Profiles in Service - Master Deputy Charles Havasy
By Public Information Officer M.C. MORRIS MONCURE
May 16, 2017

When VMI graduates identify themselves, they simply use their name and the year they graduated from “The Institute.” Deputy Charles Havasy ’73 and two other VMI Alumni, Judge Robert E. Reibach, ‘77 and Judge John Franklin ’90, were recently featured in the VMI Alumni Review. The magazine reflected upon their work in the VMI service tradition and described their collaborative efforts this way, “The work and subject matter is often difficult, but teamwork and comradery guide the alumni in their daily interactions as they fairly serve Stafford County.”

Deputy Havasy comes from a big Stafford family where public service was a common bond. His four older brothers went into the Navy. Deputy Havasy, the fifth boy, served in the Army after graduating from Stafford High School in 1969 and then “The Institute” in 1973.

After military service, Deputy Havasy earned his M.B.A. at Virginia Tech, worked in the Blacksburg area for a few years, then returned to Stafford in 1983. He worked in the insurance and investment industry for 22 years, but he truly missed the personal satisfaction of serving the public.

Several family members were in law enforcement and when their guidance was offered one remarked, “Law Enforcement likes a little gray hair.” So the man with “not much hair” decided to investigate a change of career. He applied to the Sheriff’s Office and at the age of 57 aced the physical testing necessary to join the agency and attended the Rappahannock Regional Justice Academy where he received the Charles E. Murray, Jr. Award for top achievement. Deputy Havasy now serves in the Courts Division. He loves the comradery and confidently says “Everyone in this unit is a first class officer and we support each other 100%!”

“I love serving the public. Between 800 – 1300 people come through the front door of the Courthouse every day. Many of them are here for the first time and do not know how to navigate the system. They are often here to support someone or have questions about the process. We treat them with the respect and dignity they deserve,” says Deputy Havasy.

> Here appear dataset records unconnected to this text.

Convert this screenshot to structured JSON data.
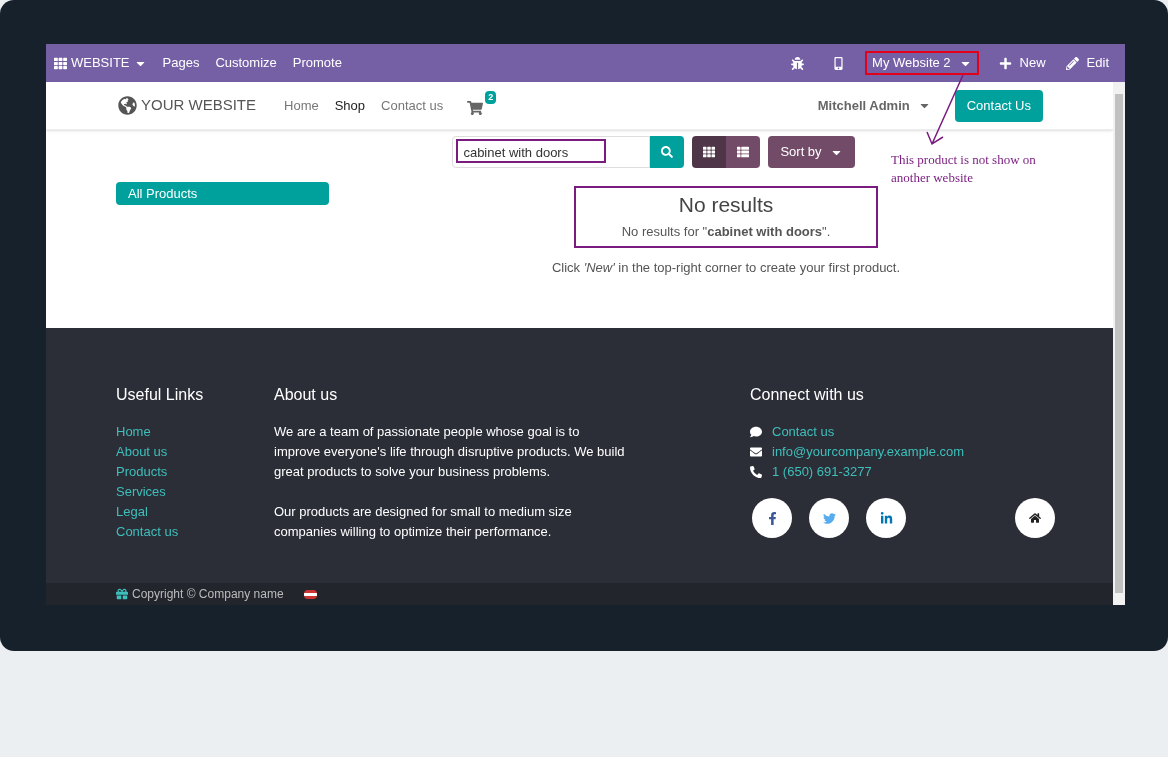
{
  "admin_bar": {
    "app_menu": "WEBSITE",
    "menu": [
      "Pages",
      "Customize",
      "Promote"
    ],
    "website_switcher": "My Website 2",
    "new": "New",
    "edit": "Edit"
  },
  "navbar": {
    "logo": "YOUR WEBSITE",
    "links": [
      {
        "label": "Home",
        "selected": false
      },
      {
        "label": "Shop",
        "selected": true
      },
      {
        "label": "Contact us",
        "selected": false
      }
    ],
    "cart_count": "2",
    "user": "Mitchell Admin",
    "cta": "Contact Us"
  },
  "annotation": {
    "note": "This product is not show on another website"
  },
  "shop": {
    "search_value": "cabinet with doors",
    "view_modes": [
      {
        "kind": "grid",
        "selected": true
      },
      {
        "kind": "list",
        "selected": false
      }
    ],
    "sort": "Sort by",
    "categories": [
      {
        "label": "All Products",
        "selected": true
      }
    ],
    "empty_title": "No results",
    "empty_message": "No results for \"**cabinet with doors**\".",
    "hint": "Click *'New'* in the top-right corner to create your first product."
  },
  "footer": {
    "useful_links_title": "Useful Links",
    "useful_links": [
      "Home",
      "About us",
      "Products",
      "Services",
      "Legal",
      "Contact us"
    ],
    "about_title": "About us",
    "about_paragraphs": [
      "We are a team of passionate people whose goal is to improve everyone's life through disruptive products. We build great products to solve your business problems.",
      "Our products are designed for small to medium size companies willing to optimize their performance."
    ],
    "connect_title": "Connect with us",
    "contacts": [
      {
        "kind": "chat",
        "text": "Contact us"
      },
      {
        "kind": "mail",
        "text": "info@yourcompany.example.com"
      },
      {
        "kind": "phone",
        "text": "1 (650) 691-3277"
      }
    ],
    "social": [
      {
        "kind": "facebook"
      },
      {
        "kind": "twitter"
      },
      {
        "kind": "linkedin"
      }
    ],
    "copyright": "Copyright © Company name"
  }
}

At the age of 67, Deputy Havasy is the oldest sworn member of our agency. “I am proud to put on my uniform every day, as I have done for the last 9 years. My position in Court Services has allowed me to enjoy my weekends with my wonderful wife, children and now grandchildren. I’m very proud to serve my County and its citizens, work with outstanding people, and still enjoy my family life. In the end, no one is going to ask you how many days you were at work.”